The information and below and photos are from the Getty Reddy website.
President Lincoln delivered the 272 word Gettysburg Address on November 19, 1863 on the battlefield near Gettysburg, Pennsylvania. In the battle at Gettysburg over ten thousand Americans lost their lives. This famous speech was given at the dedication of the cemetery for Union soldiers who fought and died in the battle. In the address Lincoln expressed the importance for Americans to remember the sacrifice made by these soldiers. Even though the speech was barely 3 minutes it has become one of American’s most famous speeches of all time.
As part of the 150 anniversary of the Gettysburg Address students and citizens are memorizing the Gettysburg address. The text of the speech below can be used to help you memorize, study and apply the Gettysburg Address.
Lincoln’s Gettysburg Address November 19, 1863
“Fourscore and seven years ago our fathers brought forth, on this continent, a new nation, conceived in liberty, and dedicated to the proposition that all men are created equal.
Now we are engaged in a great civil war, testing whether that nation, or any nation so conceived, and so dedicated, can long endure. We are met on a great battle-field of that war. We have come to dedicate a portion of that field, as a final resting-place for those who here gave their lives, that that nation might live. It is altogether fitting and proper that we should do this. But, in a larger sense, we cannot dedicate, we cannot consecrate—we cannot hallow—this ground. The brave men, living and dead, who struggled here, have consecrated it far above our poor power to add or detract. The world will little note, nor long remember what we say here, but it can never forget what they did here.
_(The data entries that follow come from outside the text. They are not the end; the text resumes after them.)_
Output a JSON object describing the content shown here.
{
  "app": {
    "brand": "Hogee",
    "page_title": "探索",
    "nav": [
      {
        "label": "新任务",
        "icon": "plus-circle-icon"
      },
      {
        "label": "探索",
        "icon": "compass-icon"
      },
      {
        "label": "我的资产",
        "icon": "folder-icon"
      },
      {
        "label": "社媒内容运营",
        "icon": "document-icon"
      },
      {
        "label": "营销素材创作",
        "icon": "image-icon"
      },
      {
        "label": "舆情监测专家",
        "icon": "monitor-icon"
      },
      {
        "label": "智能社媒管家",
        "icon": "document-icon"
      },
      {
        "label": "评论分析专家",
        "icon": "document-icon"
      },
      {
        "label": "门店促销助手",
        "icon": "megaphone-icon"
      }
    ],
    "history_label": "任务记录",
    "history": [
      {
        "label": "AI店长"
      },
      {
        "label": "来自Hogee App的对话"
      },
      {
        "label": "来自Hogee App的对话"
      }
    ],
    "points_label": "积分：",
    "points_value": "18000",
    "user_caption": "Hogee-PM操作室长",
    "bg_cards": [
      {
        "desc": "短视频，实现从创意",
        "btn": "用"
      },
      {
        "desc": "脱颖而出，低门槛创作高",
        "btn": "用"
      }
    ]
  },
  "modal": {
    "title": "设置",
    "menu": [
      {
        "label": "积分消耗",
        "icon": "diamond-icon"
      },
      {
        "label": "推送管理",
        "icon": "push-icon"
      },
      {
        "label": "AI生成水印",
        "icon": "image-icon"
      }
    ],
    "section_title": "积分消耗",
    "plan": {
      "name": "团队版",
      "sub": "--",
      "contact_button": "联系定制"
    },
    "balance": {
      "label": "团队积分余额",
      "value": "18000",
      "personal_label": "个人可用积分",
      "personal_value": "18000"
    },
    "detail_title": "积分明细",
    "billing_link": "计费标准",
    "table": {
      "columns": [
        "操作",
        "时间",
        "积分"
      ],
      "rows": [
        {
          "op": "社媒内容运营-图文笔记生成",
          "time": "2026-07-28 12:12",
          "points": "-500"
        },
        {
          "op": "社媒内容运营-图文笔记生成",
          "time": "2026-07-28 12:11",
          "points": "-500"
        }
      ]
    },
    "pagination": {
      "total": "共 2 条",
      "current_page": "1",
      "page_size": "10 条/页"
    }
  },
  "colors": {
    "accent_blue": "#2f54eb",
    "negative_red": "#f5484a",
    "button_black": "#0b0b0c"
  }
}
It is for us the living, rather, to be dedicated here to the unfinished work which they who fought here have thus far so nobly advanced. It is rather for us to be here dedicated to the great task remaining before us—that from these honored dead we take increased devotion to that cause for which they here gave the last full measure of devotion—that we here highly resolve that these dead shall not have died in vain—that this nation, under God, shall have a new birth of freedom, and that government of the people, by the people, for the people, shall not perish from the earth.”
This last week at both the BYU Basketball and Football games, in both the Marriott Center and the Football Stadium, at half time we all stood together and in unison we recited the Gettysburg Address. It was chilling as we felt the emotion behind these words. Let us not forget them, as they were uttered 150 years go today.